Since the first half of the 20th century humanist and rationalist organisations have regularly petitioned the BBC to receive more dedicated airtime for their worldviews. Regularly snubbed by mainstream BBC bigwigs, humanist views nonetheless made it to air by being parachuted into science productions, by figures such as the biologist and science populariser Julian Huxley. In this talk, I will introduce these early connections between scientific shows discussing evolution and what Huxley called his “scientific humanist” worldview. Going beyond the post-war decades, I will explore the legacy of this connection between humanism and scientific programming at the BBC, asking the question whether any of its effects can still be felt in the blockbuster documentaries produced by the Beeb today?

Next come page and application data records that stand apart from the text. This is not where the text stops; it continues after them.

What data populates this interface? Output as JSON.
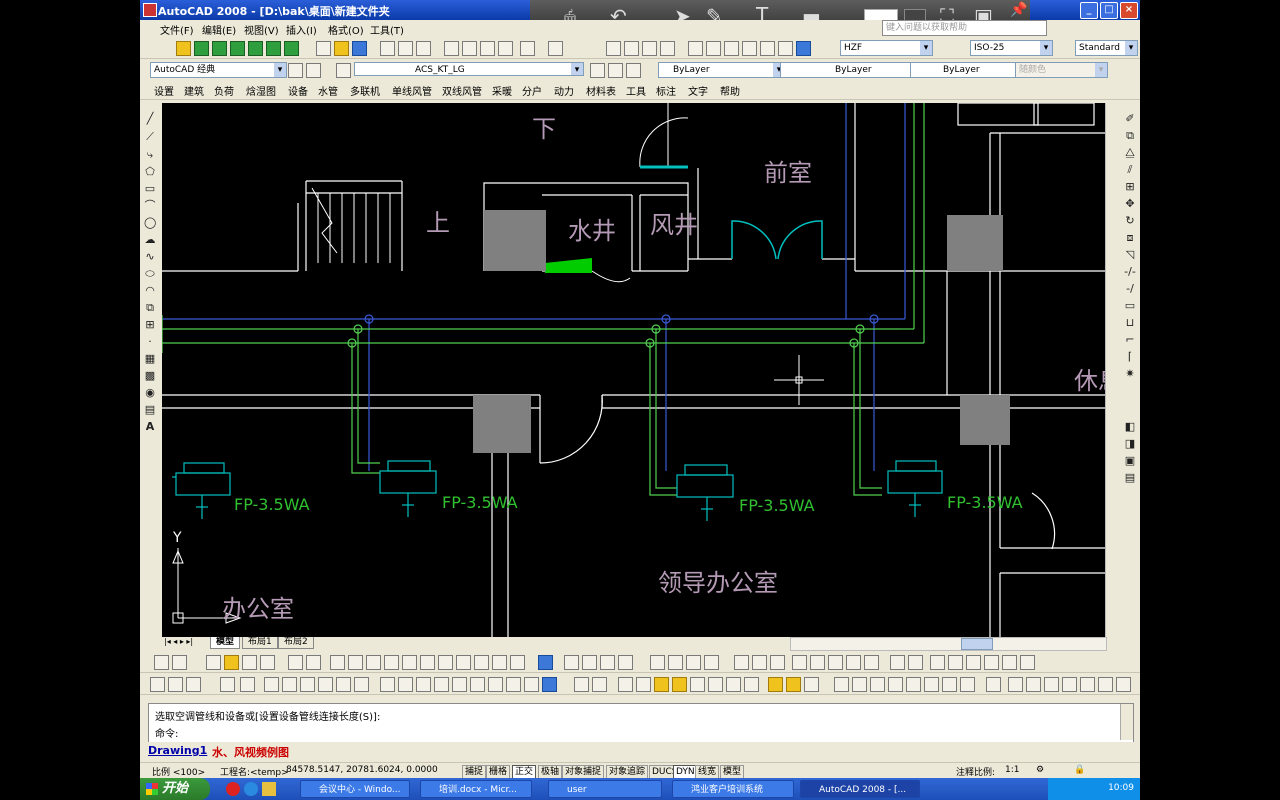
{
  "window": {
    "title": "AutoCAD 2008 - [D:\\bak\\桌面\\新建文件夹",
    "buttons": [
      "_",
      "□",
      "×"
    ],
    "help_placeholder": "键入问题以获取帮助"
  },
  "menubar": {
    "items": [
      "文件(F)",
      "编辑(E)",
      "视图(V)",
      "插入(I)",
      "格式(O)",
      "工具(T)"
    ]
  },
  "toolbar1": {
    "text_style": "HZF",
    "dim_style": "ISO-25",
    "table_style": "Standard"
  },
  "toolbar2": {
    "workspace": "AutoCAD 经典",
    "layer": "ACS_KT_LG",
    "color": "ByLayer",
    "linetype": "ByLayer",
    "lineweight": "ByLayer",
    "plotstyle": "随颜色"
  },
  "custom_menu": {
    "items": [
      "设置",
      "建筑",
      "负荷",
      "焓湿图",
      "设备",
      "水管",
      "多联机",
      "单线风管",
      "双线风管",
      "采暖",
      "分户",
      "动力",
      "材料表",
      "工具",
      "标注",
      "文字",
      "帮助"
    ]
  },
  "drawing": {
    "labels": {
      "down": "下",
      "up": "上",
      "water_shaft": "水井",
      "air_shaft": "风井",
      "anteroom": "前室",
      "rest": "休息",
      "office": "办公室",
      "leader_office": "领导办公室"
    },
    "fan_coil_label": "FP-3.5WA",
    "axis_y": "Y"
  },
  "layout_tabs": [
    "模型",
    "布局1",
    "布局2"
  ],
  "command": {
    "line1": "选取空调管线和设备或[设置设备管线连接长度(S)]:",
    "line2": "命令:"
  },
  "doc_tabs": [
    "Drawing1",
    "水、风视频例图"
  ],
  "status": {
    "scale": "比例 <100>",
    "project": "工程名:<temp>",
    "coords": "84578.5147, 20781.6024, 0.0000",
    "toggles": [
      "捕捉",
      "栅格",
      "正交",
      "极轴",
      "对象捕捉",
      "对象追踪",
      "DUCS",
      "DYN",
      "线宽",
      "模型"
    ],
    "annotation_scale_label": "注释比例:",
    "annotation_scale": "1:1"
  },
  "taskbar": {
    "start": "开始",
    "tasks": [
      "会议中心 - Windo...",
      "培训.docx - Micr...",
      "user",
      "鸿业客户培训系统",
      "AutoCAD 2008 - [..."
    ],
    "clock": "10:09"
  }
}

Alexander Hall is a historian based at the University of Birmingham whose primary area of interest is the intersection between scientific knowledge, the media, and the environment. Dr Hall’s current research explores how the media have represented evolutionary theory and religion during the second half of the twentieth‐century. Previously, his research explored how scientists have gained positions of expertise in society and used the media to communicate complex theories to the public. He is President of the International Commission for the History of Meteorology, and Recorder for the History of Science section at the British Science Association.
Tuesday, 9 October 2018, 5.45 pm – 7.15 pm
Sir Alan Tuckett, ‘Barking in the wilderness? : Making the case for adult learning’
“How is it that at a time when there has never been a greater need for adult learning, there is so little public commitment to securing an informed democracy with critically engaged citizens. The onset of the fourth industrial revolution, greater longevity, climate change, and Brexit all pose challenges that cry out for opportunities to understand, adapt to and to shape change. Yet governments continue to be wedded to an exclusive and utilitarian focus on initial education and training. The talk will consider this conundrum and how best we can make the case for adult learning in challenging times.”